Dr. Dave Levin: And how does that, how do you reflect that in your work? Cause you're at a position to have a real influence on this.

Dr. Joshua Honaker: Yeah, so in my work I am emphasized and the teams around me to have buffers and margins. So in other words for example, when it comes to our quality goals for the medical group, we have a 12-month period that we have to hit those goals by January 1st of the next year. And I always want our timelines to be to have a couple of months buffer. And I always tell the team, I want to hit this goal by November one or October one, cause I want a buffer. I want a margin. So my team is so used to hearing me talk about buffers and margins. They do the work, plans accordingly now and timelines accordingly.

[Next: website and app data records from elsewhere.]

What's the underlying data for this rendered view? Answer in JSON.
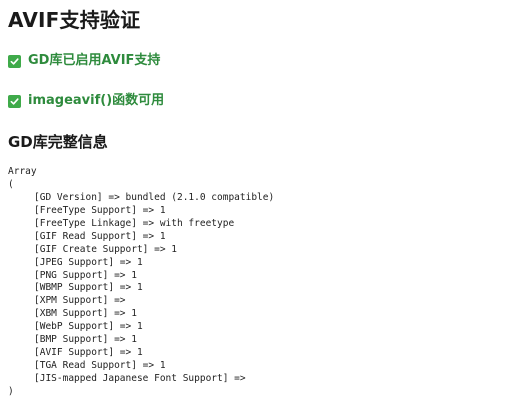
{
  "page": {
    "title": "AVIF支持验证",
    "checks": [
      {
        "label": "GD库已启用AVIF支持",
        "icon": "check-mark-icon",
        "color": "#3faa4a"
      },
      {
        "label": "imageavif()函数可用",
        "icon": "check-mark-icon",
        "color": "#3faa4a"
      }
    ],
    "section_title": "GD库完整信息",
    "dump": {
      "open": "Array",
      "paren_open": "(",
      "lines": [
        "[GD Version] => bundled (2.1.0 compatible)",
        "[FreeType Support] => 1",
        "[FreeType Linkage] => with freetype",
        "[GIF Read Support] => 1",
        "[GIF Create Support] => 1",
        "[JPEG Support] => 1",
        "[PNG Support] => 1",
        "[WBMP Support] => 1",
        "[XPM Support] =>",
        "[XBM Support] => 1",
        "[WebP Support] => 1",
        "[BMP Support] => 1",
        "[AVIF Support] => 1",
        "[TGA Read Support] => 1",
        "[JIS-mapped Japanese Font Support] =>"
      ],
      "paren_close": ")"
    }
  }
}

And when I make my schedules, every time I see a space that I can block a little bit of time, prepare for something I do because before I know it, I can turn around and my entire day is eaten up by good things, things I need to do. But if I don't have time to prepare and be thoughtful or reflect or digest previous meetings, every work meeting turns into more work. And I tend to find when my buffers are used up in my daily schedules, I don't do my job as well. I'm not as happy. I'm not as patient. I probably don't extend as much grace and I'm not as good as I need to be. So to me, it's a constant work for me every day in my schedule when applying this concept.

Dr. Dave Levin: Well, I could definitely relate to that and I can see the direct connections to the work your group is doing around creating resilience in your providers as well.

Dr. Joshua Honaker: Yeah, it definitely impacts, and you like to think you are imparting on others to think that way. And of course, I try to get my two boys who are college students to think that way. And I think they probably taken on some of that. But I think it makes such a difference in how you live your life and honestly, how you interact with other people and planning for the future. Everything about planning is putting resources in place and you can't do that at planning. And to me, the biggest lesson is just knowing that life will happen. Things will get in the way that you did not plan on. If life went as you expected, then you probably wouldn't need buffers, but that's the whole point. Crisis come at times when you least expect them.

Dr. Dave Levin: Yeah. Or good things happen, good opportunities as well. You know, your kid wins an award and or they, unexpectedly the team's playing in the championship and you want to be there. You want that to be part of your life as well.

Dr. Joshua Honaker: Oh, exactly. You want to have buffers in your time and have put money in the bank, with your employer or your workplace. So you could leave and enjoy those times and know that you can be rewarded for the extra times you invested to build buffers.

Dr. Dave Levin: Yeah, I think that's right. I've heard some folks refer that to that as their screw you money. They've had enough and they know they need to make a change. They build that buffer in financially as well. Josh, this has been really terrific. Thank you for your time today. We've been talking with Dr. Joshua Honaker, Chief Medical Administrative Officer for the Norton Medical Group.

Dr. Joshua Honaker: Well thank you for having me. I enjoyed the conversation.

Dr. Dave Levin: You've been listening to 4 x 4 Health, sponsored by Datica. Datica, bringing healthcare to the cloud. Check them out at www.datica.com. I hope you'll join us next time for another 4 x 4 discussion with healthcare innovators. Until then I'm your host, Dr. Dave Levin. Thanks for listening.